Only 185 kg separates the two, true, but the Shooting Brake’s numbers do appear threatening to a supreme hot-hatch.

This button allows you to drive the CLA250 Shooting Brake in either Economy, Sport or Manual modes. Economy is optimal for the daily grind, while Manual lets you select your own gears fully

This button allows you to drive the CLA250 Shooting Brake in either Economy, Sport or Manual modes. Economy is optimal for the daily grind, while Manual lets you select your own gears fully

That said, off the mark acceleration can be rather brutal when you decide to floor the gas when the light turns green; complimenting this rather teenage behaviour however, is a wondrous “braap!” when the gears shift up. It gets louder too when you decide to use the paddle-shifter and swap ratios close to the 6,400 rpm redline; even more sensational when you decide to wring it between third and fourth in the CTE or MCE.

Handling wise, the Shooting Brake does it very confidently even along high-speed corners.
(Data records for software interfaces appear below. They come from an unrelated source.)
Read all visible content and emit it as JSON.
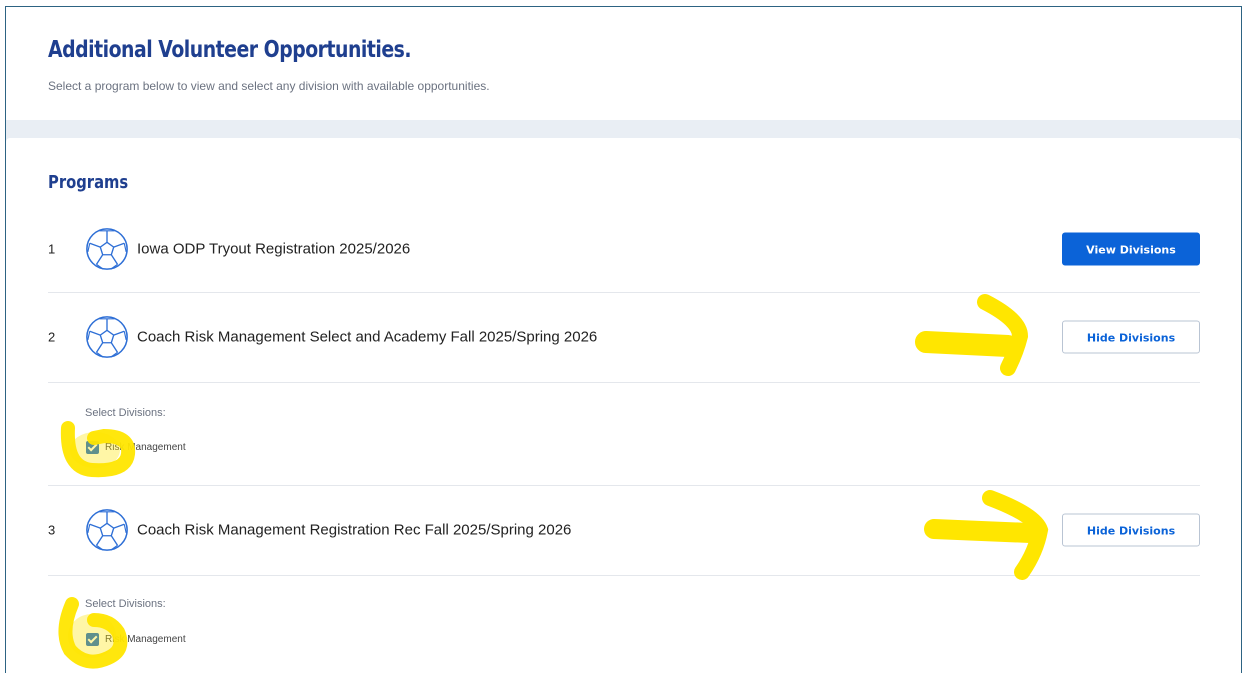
{
  "header": {
    "title": "Additional Volunteer Opportunities.",
    "subtitle": "Select a program below to view and select any division with available opportunities."
  },
  "programs": {
    "title": "Programs",
    "items": [
      {
        "index": "1",
        "name": "Iowa ODP Tryout Registration 2025/2026",
        "button": "View Divisions",
        "icon": "soccer-ball-icon"
      },
      {
        "index": "2",
        "name": "Coach Risk Management Select and Academy Fall 2025/Spring 2026",
        "button": "Hide Divisions",
        "icon": "soccer-ball-icon",
        "divisions": {
          "label": "Select Divisions:",
          "options": [
            {
              "label": "Risk Management",
              "checked": true
            }
          ]
        }
      },
      {
        "index": "3",
        "name": "Coach Risk Management Registration Rec Fall 2025/Spring 2026",
        "button": "Hide Divisions",
        "icon": "soccer-ball-icon",
        "divisions": {
          "label": "Select Divisions:",
          "options": [
            {
              "label": "Risk Management",
              "checked": true
            }
          ]
        }
      }
    ]
  },
  "colors": {
    "title": "#1f3f8f",
    "primary": "#0b63d8",
    "annotation": "#ffe600"
  }
}
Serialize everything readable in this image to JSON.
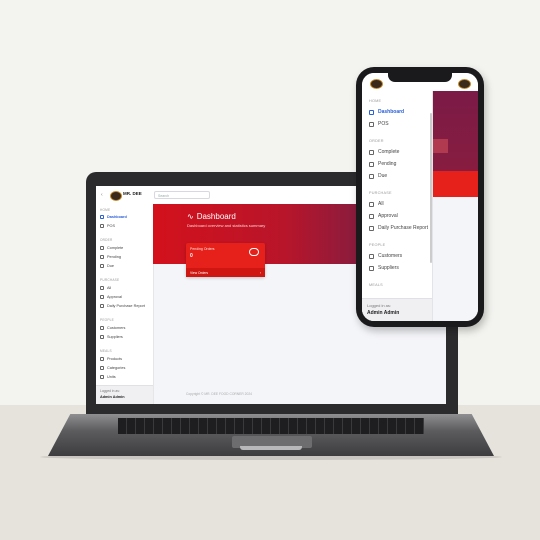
{
  "laptop": {
    "brand": "MR. DEE",
    "search_placeholder": "Search",
    "nav": [
      {
        "section": "HOME",
        "items": [
          {
            "label": "Dashboard",
            "icon": "activity-icon",
            "active": true
          },
          {
            "label": "POS",
            "icon": "calculator-icon"
          }
        ]
      },
      {
        "section": "ORDER",
        "items": [
          {
            "label": "Complete",
            "icon": "gear-icon"
          },
          {
            "label": "Pending",
            "icon": "gear-icon"
          },
          {
            "label": "Due",
            "icon": "monitor-icon"
          }
        ]
      },
      {
        "section": "PURCHASE",
        "items": [
          {
            "label": "All",
            "icon": "gear-icon"
          },
          {
            "label": "Approval",
            "icon": "gear-icon"
          },
          {
            "label": "Daily Purchase Report",
            "icon": "monitor-icon"
          }
        ]
      },
      {
        "section": "PEOPLE",
        "items": [
          {
            "label": "Customers",
            "icon": "users-icon"
          },
          {
            "label": "Suppliers",
            "icon": "users-icon"
          }
        ]
      },
      {
        "section": "MEALS",
        "items": [
          {
            "label": "Products",
            "icon": "box-icon"
          },
          {
            "label": "Categories",
            "icon": "folder-icon"
          },
          {
            "label": "Units",
            "icon": "folder-icon"
          }
        ]
      }
    ],
    "footer": {
      "label": "Logged in as:",
      "user": "Admin Admin"
    },
    "page": {
      "title": "Dashboard",
      "subtitle": "Dashboard overview and statistics summary"
    },
    "card": {
      "label": "Pending Orders",
      "value": "0",
      "link": "View Orders"
    },
    "copyright": "Copyright © MR. DEE FOOD CORNER 2024"
  },
  "phone": {
    "nav": [
      {
        "section": "HOME",
        "items": [
          {
            "label": "Dashboard",
            "icon": "activity-icon",
            "active": true
          },
          {
            "label": "POS",
            "icon": "calculator-icon"
          }
        ]
      },
      {
        "section": "ORDER",
        "items": [
          {
            "label": "Complete",
            "icon": "gear-icon"
          },
          {
            "label": "Pending",
            "icon": "gear-icon"
          },
          {
            "label": "Due",
            "icon": "monitor-icon"
          }
        ]
      },
      {
        "section": "PURCHASE",
        "items": [
          {
            "label": "All",
            "icon": "gear-icon"
          },
          {
            "label": "Approval",
            "icon": "gear-icon"
          },
          {
            "label": "Daily Purchase Report",
            "icon": "monitor-icon"
          }
        ]
      },
      {
        "section": "PEOPLE",
        "items": [
          {
            "label": "Customers",
            "icon": "users-icon"
          },
          {
            "label": "Suppliers",
            "icon": "users-icon"
          }
        ]
      },
      {
        "section": "MEALS",
        "items": []
      }
    ],
    "footer": {
      "label": "Logged in as:",
      "user": "Admin Admin"
    }
  },
  "colors": {
    "accent": "#2b5fd9",
    "hero_red": "#d3111c",
    "card_red": "#e6201b"
  }
}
Once you get used to the — initially annoying — self-centering steering, you’ll appreciate the weight and feedback and also the fact that you know exactly where the front two wheels are going. Yes it does understeer at the limit, but you need to be overly brazen to be able to induce such thing out of the car. Also worthy of praise is how sorted it is; there are body movements during sudden lane changes, but it’s vehement pliancy you get and not the sort of violent body movements that potentially throw passengers about like ragdolls.
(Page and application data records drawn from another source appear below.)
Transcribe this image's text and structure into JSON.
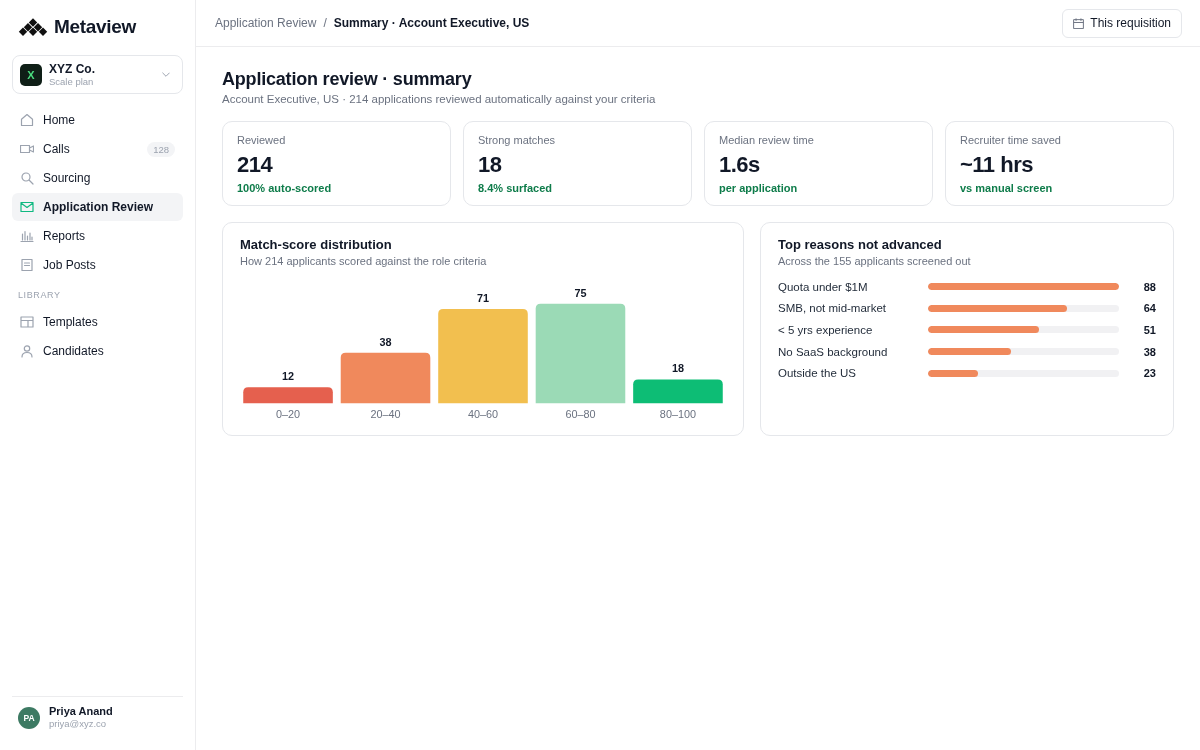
{
  "sidebar": {
    "brand": "Metaview",
    "workspace": {
      "initial": "X",
      "name": "XYZ Co.",
      "plan": "Scale plan"
    },
    "nav": [
      {
        "label": "Home",
        "selected": false
      },
      {
        "label": "Calls",
        "selected": false,
        "badge": "128"
      },
      {
        "label": "Sourcing",
        "selected": false
      },
      {
        "label": "Application Review",
        "selected": true
      },
      {
        "label": "Reports",
        "selected": false
      },
      {
        "label": "Job Posts",
        "selected": false
      }
    ],
    "library": {
      "heading": "LIBRARY",
      "items": [
        {
          "label": "Templates",
          "selected": false
        },
        {
          "label": "Candidates",
          "selected": false
        }
      ]
    },
    "user": {
      "initials": "PA",
      "name": "Priya Anand",
      "email": "priya@xyz.co"
    }
  },
  "header": {
    "breadcrumb": [
      "Application Review",
      "Summary · Account Executive, US"
    ],
    "separator": "/",
    "button": "This requisition"
  },
  "page": {
    "title": "Application review · summary",
    "subtitle": "Account Executive, US · 214 applications reviewed automatically against your criteria"
  },
  "stats": [
    {
      "label": "Reviewed",
      "value": "214",
      "note": "100% auto-scored"
    },
    {
      "label": "Strong matches",
      "value": "18",
      "note": "8.4% surfaced"
    },
    {
      "label": "Median review time",
      "value": "1.6s",
      "note": "per application"
    },
    {
      "label": "Recruiter time saved",
      "value": "~11 hrs",
      "note": "vs manual screen"
    }
  ],
  "distribution": {
    "subtitle": "How 214 applicants scored against the role criteria",
    "chart_data": {
      "type": "bar",
      "title": "Match-score distribution",
      "categories": [
        "0–20",
        "20–40",
        "40–60",
        "60–80",
        "80–100"
      ],
      "values": [
        12,
        38,
        71,
        75,
        18
      ],
      "colors": [
        "#e5604e",
        "#f0895c",
        "#f2bf4f",
        "#9bdab6",
        "#0dbd75"
      ],
      "data_labels": true
    }
  },
  "reasons": {
    "title": "Top reasons not advanced",
    "subtitle": "Across the 155 applicants screened out",
    "rows": [
      {
        "label": "Quota under $1M",
        "level": 1,
        "count": "88"
      },
      {
        "label": "SMB, not mid-market",
        "level": 0.727,
        "count": "64"
      },
      {
        "label": "< 5 yrs experience",
        "level": 0.58,
        "count": "51"
      },
      {
        "label": "No SaaS background",
        "level": 0.432,
        "count": "38"
      },
      {
        "label": "Outside the US",
        "level": 0.261,
        "count": "23"
      }
    ]
  }
}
Throughout the CLA range, this one is designed for grown ups but in a surprising twist, you could still have a good amount of fun when the road condition gets slightly wet. The Shooting Brake does enable you to switch off the ESP, allowing you to enjoy some four-wheel oversteer; but the moment it detects you’re having way too much fun, the traction control will sort out everything so you do not have to make any unnecessary calls for a tow truck. Err… or give the significant other 1,001 stories how it happened.

At the end of the day, the CLA250 Shooting Brake has successfully demonstrated itself as a stylish, dependable and fun do-it-all sort of car. I must admit that it gave me lots of reasons to smile, on top of surprising the foolishly unsuspecting. That boot space is another USP for this car.

So if you still feel you’re not ready for the Macan S yet, this car is a good alternative choice for the time being. You’re looking at a $200,888 price tag with COE, and even if you’d go silly with the option list, it would only jump to about $210k. Put down a deposit of $105k, a $13k interest and you’re looking at a $1.9k 60 month instalment. For a couple earning $12k a month, that sounds alright still…

Again, that Macan S could (still) wait.